We are visual creatures because sight is our prime medium for comprehending the world. It should be no surprise that visualising an abstract concept, mathematical or otherwise, is the shortest way to understanding it. I work a lot with engineers and when they want to explain something they invariably draw a picture.
The problem with maths in education is that it’s a cumulative subject. More esoteric topics are dependent on lesser ones. If a student falls behind, the gap between what they’re expected to know and what they can actually achieve grows over the years of schooling.
Books like Parker’s attempt to short-circuit this process. He tries to introduce the reader to the more ‘sexy’ aspects of mathematics without grinding them into the ground with mind-bending exercises. His Answers in the Back of the Book allows the more adventurous and less intimidated reader to understand a topic more fully, whilst not burdening a less experienced reader with mind-expanding exercises. It is possible to read this book and come away with both a sense of awe at its magisterial wonder and an appreciation of how maths literally drives our digital world without having to do a lot of mental gymnastics. On the other hand, Parker is letting you into some of the secrets of the priesthood without feeling like you’ve done a PhD.

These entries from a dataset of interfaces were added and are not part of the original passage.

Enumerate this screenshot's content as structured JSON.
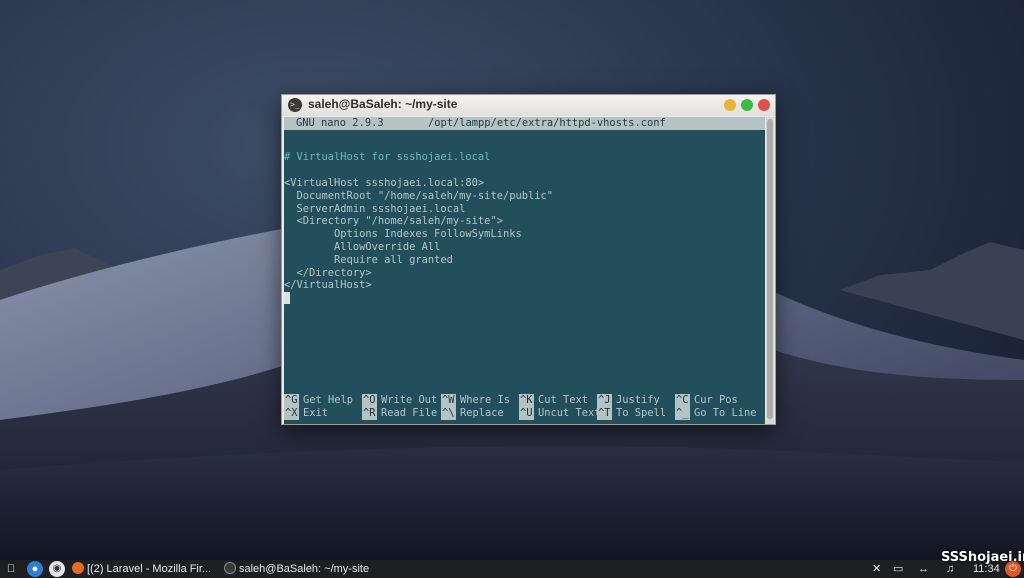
{
  "window": {
    "title": "saleh@BaSaleh: ~/my-site",
    "title_icon": ">_"
  },
  "nano": {
    "version": "GNU nano 2.9.3",
    "file": "/opt/lampp/etc/extra/httpd-vhosts.conf",
    "lines": [
      "# VirtualHost for ssshojaei.local",
      "",
      "<VirtualHost ssshojaei.local:80>",
      "  DocumentRoot \"/home/saleh/my-site/public\"",
      "  ServerAdmin ssshojaei.local",
      "  <Directory \"/home/saleh/my-site\">",
      "        Options Indexes FollowSymLinks",
      "        AllowOverride All",
      "        Require all granted",
      "  </Directory>",
      "</VirtualHost>"
    ],
    "shortcuts_row1": [
      {
        "key": "^G",
        "label": "Get Help"
      },
      {
        "key": "^O",
        "label": "Write Out"
      },
      {
        "key": "^W",
        "label": "Where Is"
      },
      {
        "key": "^K",
        "label": "Cut Text"
      },
      {
        "key": "^J",
        "label": "Justify"
      },
      {
        "key": "^C",
        "label": "Cur Pos"
      }
    ],
    "shortcuts_row2": [
      {
        "key": "^X",
        "label": "Exit"
      },
      {
        "key": "^R",
        "label": "Read File"
      },
      {
        "key": "^\\",
        "label": "Replace"
      },
      {
        "key": "^U",
        "label": "Uncut Text"
      },
      {
        "key": "^T",
        "label": "To Spell"
      },
      {
        "key": "^_",
        "label": "Go To Line"
      }
    ]
  },
  "taskbar": {
    "firefox_task": "[(2) Laravel - Mozilla Fir...",
    "terminal_task": "saleh@BaSaleh: ~/my-site",
    "clock": "11:34"
  },
  "watermark": "SSShojaei.ir",
  "colors": {
    "terminal_bg": "#0d3e4c",
    "comment": "#69b9bc",
    "close": "#e14d4d",
    "minimize": "#e8b43a",
    "maximize": "#3dbb4a"
  }
}
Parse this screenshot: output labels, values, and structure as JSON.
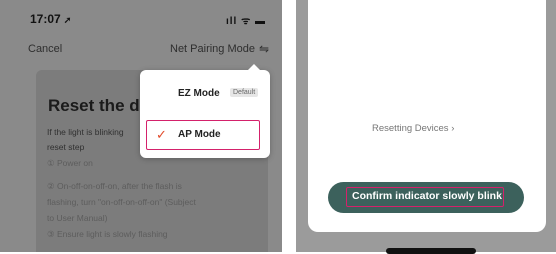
{
  "left": {
    "status": {
      "time": "17:07",
      "arrow": "➚",
      "icons": "ıll ᯤ ▬"
    },
    "nav": {
      "cancel": "Cancel",
      "title": "Net Pairing Mode",
      "swap_glyph": "⇋"
    },
    "card": {
      "title": "Reset the de",
      "lines": [
        "If the light is blinking",
        "reset step",
        "① Power on",
        "② On-off-on-off-on, after the flash is",
        "flashing, turn \"on-off-on-off-on\" (Subject",
        "to User Manual)",
        "③ Ensure light is slowly flashing"
      ]
    },
    "popup": {
      "ez_label": "EZ Mode",
      "ez_badge": "Default",
      "ap_label": "AP Mode",
      "check_glyph": "✓"
    }
  },
  "right": {
    "resetting_link": "Resetting Devices ›",
    "confirm_button": "Confirm indicator slowly blink"
  },
  "colors": {
    "highlight": "#d4216b",
    "button_bg": "#3c615c",
    "check": "#e24a2a"
  }
}
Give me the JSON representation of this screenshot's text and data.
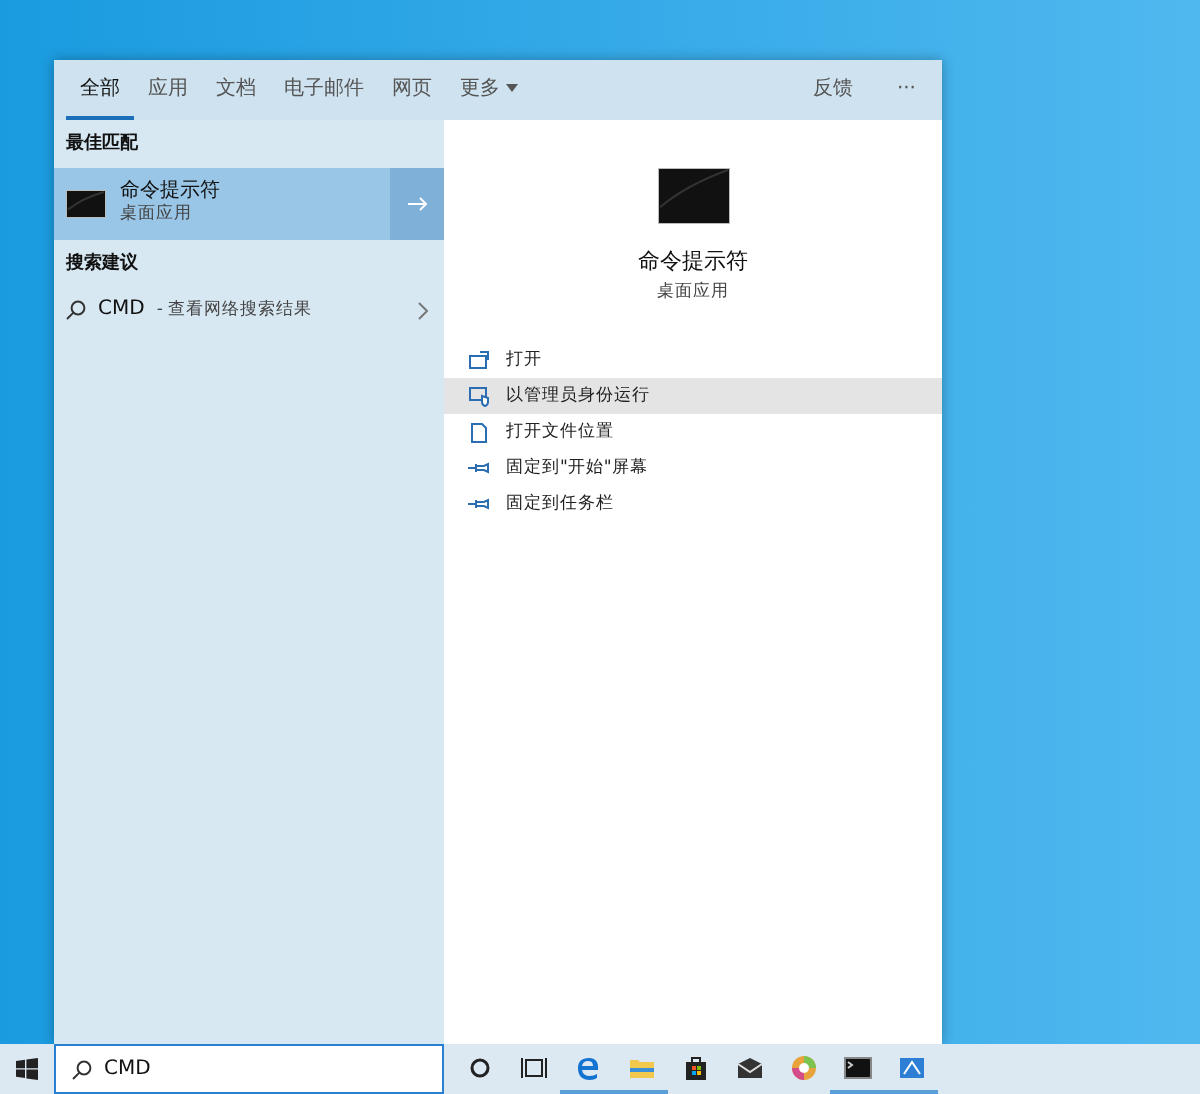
{
  "search_panel": {
    "tabs": [
      {
        "label": "全部",
        "selected": true
      },
      {
        "label": "应用",
        "selected": false
      },
      {
        "label": "文档",
        "selected": false
      },
      {
        "label": "电子邮件",
        "selected": false
      },
      {
        "label": "网页",
        "selected": false
      },
      {
        "label": "更多",
        "selected": false,
        "dropdown": true
      }
    ],
    "feedback": "反馈",
    "more": "···",
    "sections": [
      {
        "heading": "最佳匹配",
        "items": [
          {
            "kind": "app",
            "title": "命令提示符",
            "subtitle": "桌面应用",
            "selected": true
          }
        ]
      },
      {
        "heading": "搜索建议",
        "items": [
          {
            "kind": "web",
            "title": "CMD",
            "subtitle": "- 查看网络搜索结果",
            "selected": false
          }
        ]
      }
    ],
    "preview": {
      "title": "命令提示符",
      "subtitle": "桌面应用",
      "actions": [
        {
          "kind": "open",
          "label": "打开",
          "selected": false
        },
        {
          "kind": "admin",
          "label": "以管理员身份运行",
          "selected": true
        },
        {
          "kind": "folder",
          "label": "打开文件位置",
          "selected": false
        },
        {
          "kind": "pin",
          "label": "固定到\"开始\"屏幕",
          "selected": false
        },
        {
          "kind": "pin",
          "label": "固定到任务栏",
          "selected": false
        }
      ]
    }
  },
  "taskbar": {
    "search": {
      "value": "CMD"
    },
    "apps": [
      {
        "kind": "cortana",
        "running": false
      },
      {
        "kind": "taskview",
        "running": false
      },
      {
        "kind": "edge",
        "running": true
      },
      {
        "kind": "explorer",
        "running": true
      },
      {
        "kind": "store",
        "running": false
      },
      {
        "kind": "mail",
        "running": false
      },
      {
        "kind": "colorwheel",
        "running": false
      },
      {
        "kind": "terminal",
        "running": true
      },
      {
        "kind": "generic",
        "running": true
      }
    ]
  }
}
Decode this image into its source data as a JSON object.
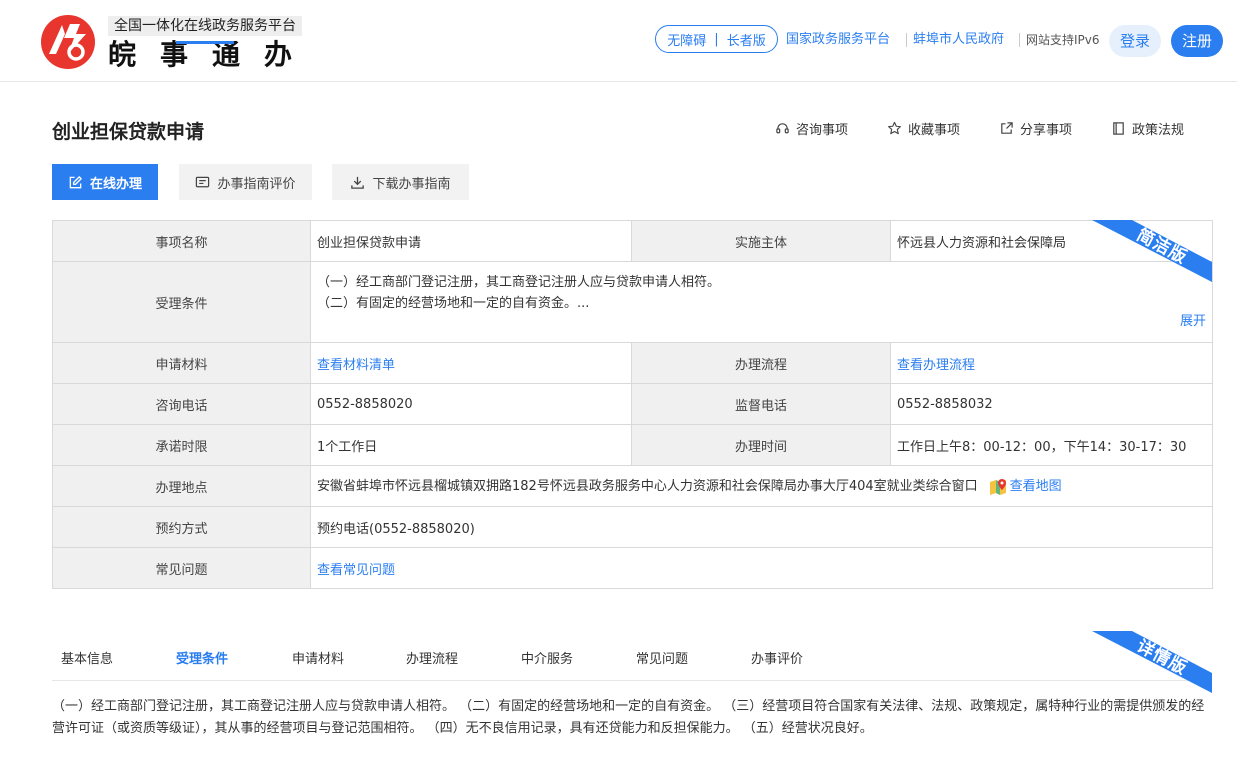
{
  "header": {
    "logo_sub": "全国一体化在线政务服务平台",
    "logo_main": "皖事通办",
    "accessibility": "无障碍",
    "elder": "长者版",
    "links": [
      "国家政务服务平台",
      "蚌埠市人民政府"
    ],
    "ipv6": "网站支持IPv6",
    "login": "登录",
    "register": "注册",
    "brand_color": "#e8352e",
    "accent_color": "#2a7ef0"
  },
  "page": {
    "title": "创业担保贷款申请",
    "actions": {
      "consult": "咨询事项",
      "favorite": "收藏事项",
      "share": "分享事项",
      "policy": "政策法规"
    },
    "buttons": {
      "online": "在线办理",
      "evaluate": "办事指南评价",
      "download": "下载办事指南"
    }
  },
  "info": {
    "ribbon": "简洁版",
    "name_label": "事项名称",
    "name_value": "创业担保贷款申请",
    "subject_label": "实施主体",
    "subject_value": "怀远县人力资源和社会保障局",
    "cond_label": "受理条件",
    "cond_line1": "（一）经工商部门登记注册，其工商登记注册人应与贷款申请人相符。",
    "cond_line2": "（二）有固定的经营场地和一定的自有资金。...",
    "expand": "展开",
    "material_label": "申请材料",
    "material_link": "查看材料清单",
    "flow_label": "办理流程",
    "flow_link": "查看办理流程",
    "phone_label": "咨询电话",
    "phone_value": "0552-8858020",
    "supervise_label": "监督电话",
    "supervise_value": "0552-8858032",
    "limit_label": "承诺时限",
    "limit_value": "1个工作日",
    "time_label": "办理时间",
    "time_value": "工作日上午8：00-12：00，下午14：30-17：30",
    "address_label": "办理地点",
    "address_value": "安徽省蚌埠市怀远县榴城镇双拥路182号怀远县政务服务中心人力资源和社会保障局办事大厅404室就业类综合窗口",
    "map_link": "查看地图",
    "booking_label": "预约方式",
    "booking_value": "预约电话(0552-8858020)",
    "faq_label": "常见问题",
    "faq_link": "查看常见问题"
  },
  "tabs": {
    "ribbon": "详情版",
    "items": [
      "基本信息",
      "受理条件",
      "申请材料",
      "办理流程",
      "中介服务",
      "常见问题",
      "办事评价"
    ],
    "active": "受理条件"
  },
  "detail": {
    "text": "（一）经工商部门登记注册，其工商登记注册人应与贷款申请人相符。 （二）有固定的经营场地和一定的自有资金。 （三）经营项目符合国家有关法律、法规、政策规定，属特种行业的需提供颁发的经营许可证（或资质等级证），其从事的经营项目与登记范围相符。 （四）无不良信用记录，具有还贷能力和反担保能力。 （五）经营状况良好。"
  }
}
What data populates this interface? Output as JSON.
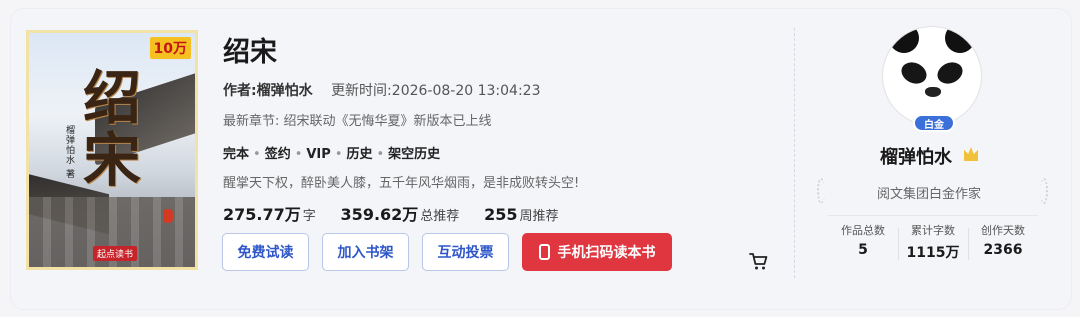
{
  "book": {
    "title": "绍宋",
    "cover": {
      "title_art": "绍宋",
      "author_art": "榴弹怕水 著",
      "badge": "10万",
      "publisher": "起点读书"
    },
    "author_label": "作者:",
    "author": "榴弹怕水",
    "update_label": "更新时间:",
    "update_time": "2026-08-20 13:04:23",
    "latest_label": "最新章节:",
    "latest_chapter": "绍宋联动《无悔华夏》新版本已上线",
    "tags": [
      "完本",
      "签约",
      "VIP",
      "历史",
      "架空历史"
    ],
    "intro": "醒掌天下权，醉卧美人膝，五千年风华烟雨，是非成败转头空!",
    "stats": {
      "words": "275.77万",
      "words_unit": "字",
      "total_rec": "359.62万",
      "total_rec_unit": "总推荐",
      "week_rec": "255",
      "week_rec_unit": "周推荐"
    },
    "buttons": {
      "trial": "免费试读",
      "shelf": "加入书架",
      "vote": "互动投票",
      "scan": "手机扫码读本书"
    }
  },
  "author_panel": {
    "badge": "白金",
    "name": "榴弹怕水",
    "role": "阅文集团白金作家",
    "stats": [
      {
        "label": "作品总数",
        "value": "5"
      },
      {
        "label": "累计字数",
        "value": "1115万"
      },
      {
        "label": "创作天数",
        "value": "2366"
      }
    ]
  },
  "colors": {
    "accent_blue": "#2e56c8",
    "primary_red": "#e0363f",
    "platinum_blue": "#3b6fd9"
  }
}
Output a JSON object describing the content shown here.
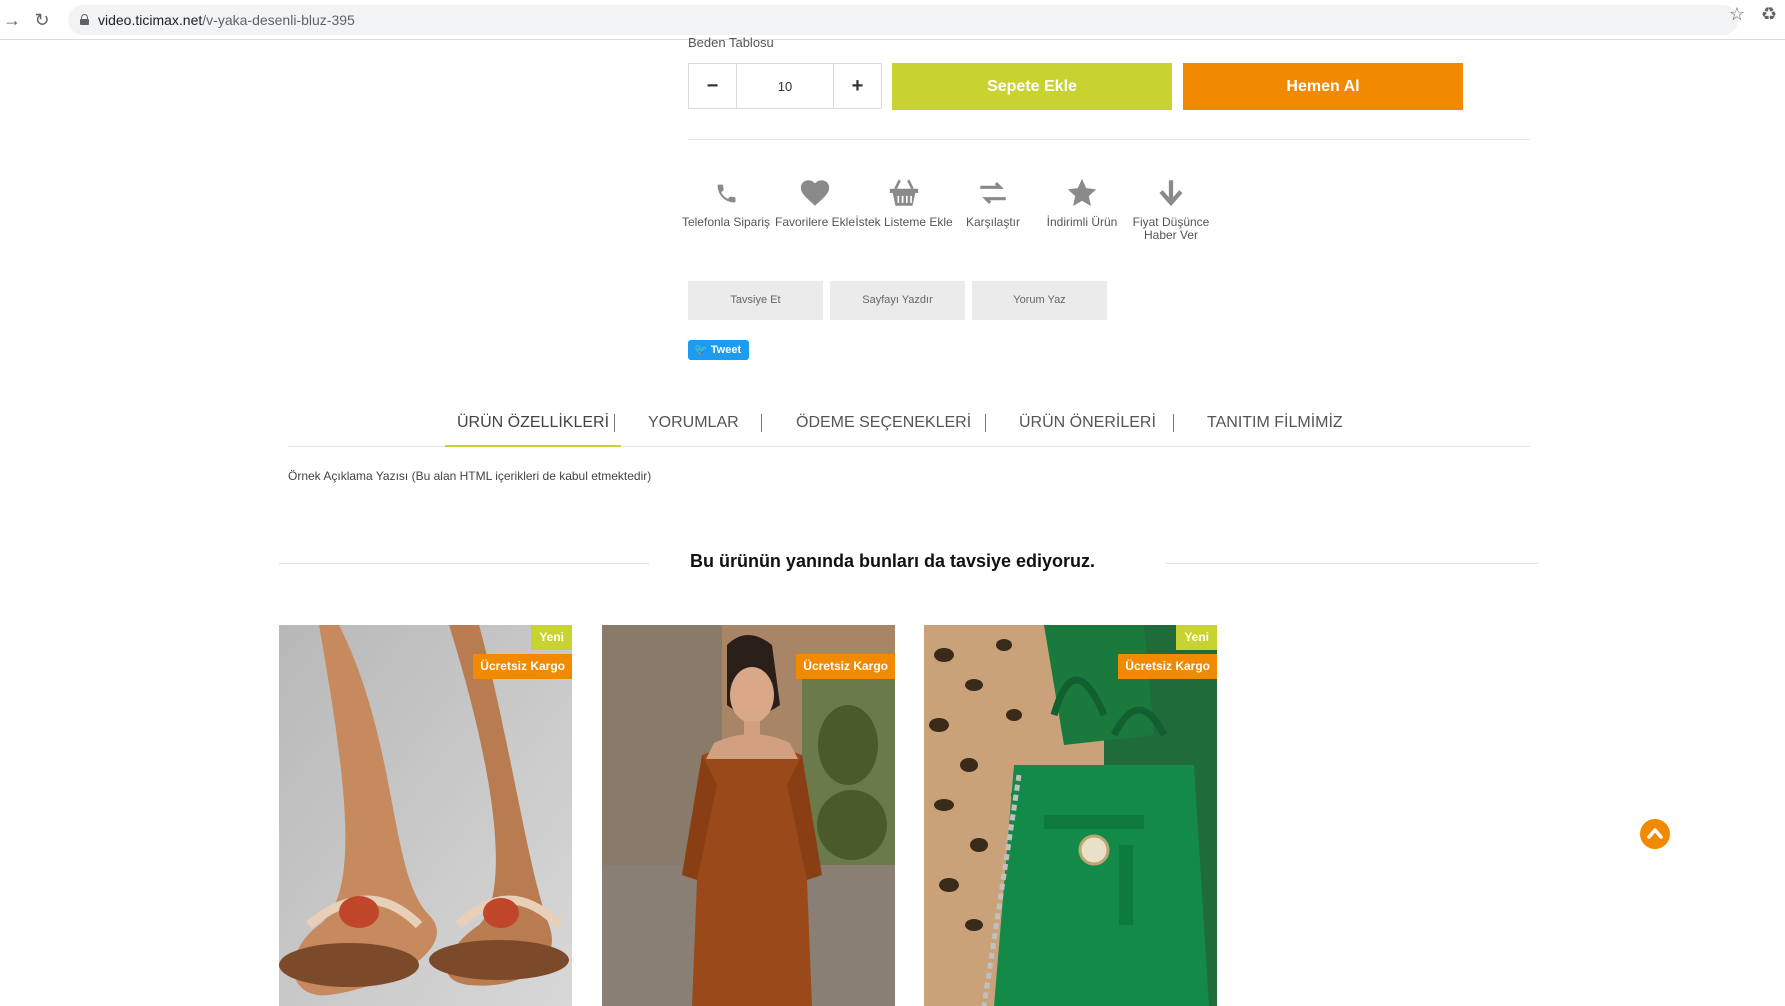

Although it is divided chapter by chapter into separate topics, this is a book that should be read in the order it is presented. Parker often references material already covered, partly to demonstrate how the mathematical world is so interconnected. To give an example, he sneaks up on the famous Zeta function in a way that makes it appear less intimidating then it really is, yet still manages to explain its relationship to Riemann’s famous hypothesis and the distribution of primes. I was disappointed that he didn’t explain that the non-trivial zeros, which are both the core mystery and ultimate unsolved puzzle, are in fact complex numbers involving the imaginary axis. However, he explains this in a later chapter when he introduces the reader to imaginary numbers and the ‘complex plane’.
Pythagoras famously said (or so we are led to believe, as he never wrote anything down) that everything is numbers. In the digital world this is literally true, and one of Parker’s most illuminating chapters explains how everything you do on your smart-phone from pictures to texting to music are all rendered by 0s and 1s.
Parker is very clever in that he discusses highly esoteric mathematical topics like the Zeta function (already mentioned), quarternions (imaginary numbers in 4D), the so-called Monster or Friendly Giant in 196,833 dimensions, computer-generated self-correcting algorithms using binary arithmetic, multiple infinities, knot theory’s relevance to DNA not getting tangled and Klein bottles (4D bottles in 3D); without discussing more fundamental topics like logarithms, trigonometry or calculus. He doesn’t even explain the fundamental relationship between polar co-ordinates and Cartesian co-ordinates that makes imaginary numbers such a widely used tool.
He doesn’t get philosophical until the very end of the book, when he discusses the relevance of Godel’s Incompleteness Theorem to the study of mathematics for ever (quite literally). As I’m sure I’ve mentioned in previous posts, implicit in Godel’s Theorem is the fact that mathematics is never-ending, therefore it’s a human activity that will never stop. Also Parker points out that there could be other universes with other dimensions to ours, but any hypothetical residents (he calls them ‘hypertheticals’) would still discover the same mathematics as us, assuming they have the intellect to do so.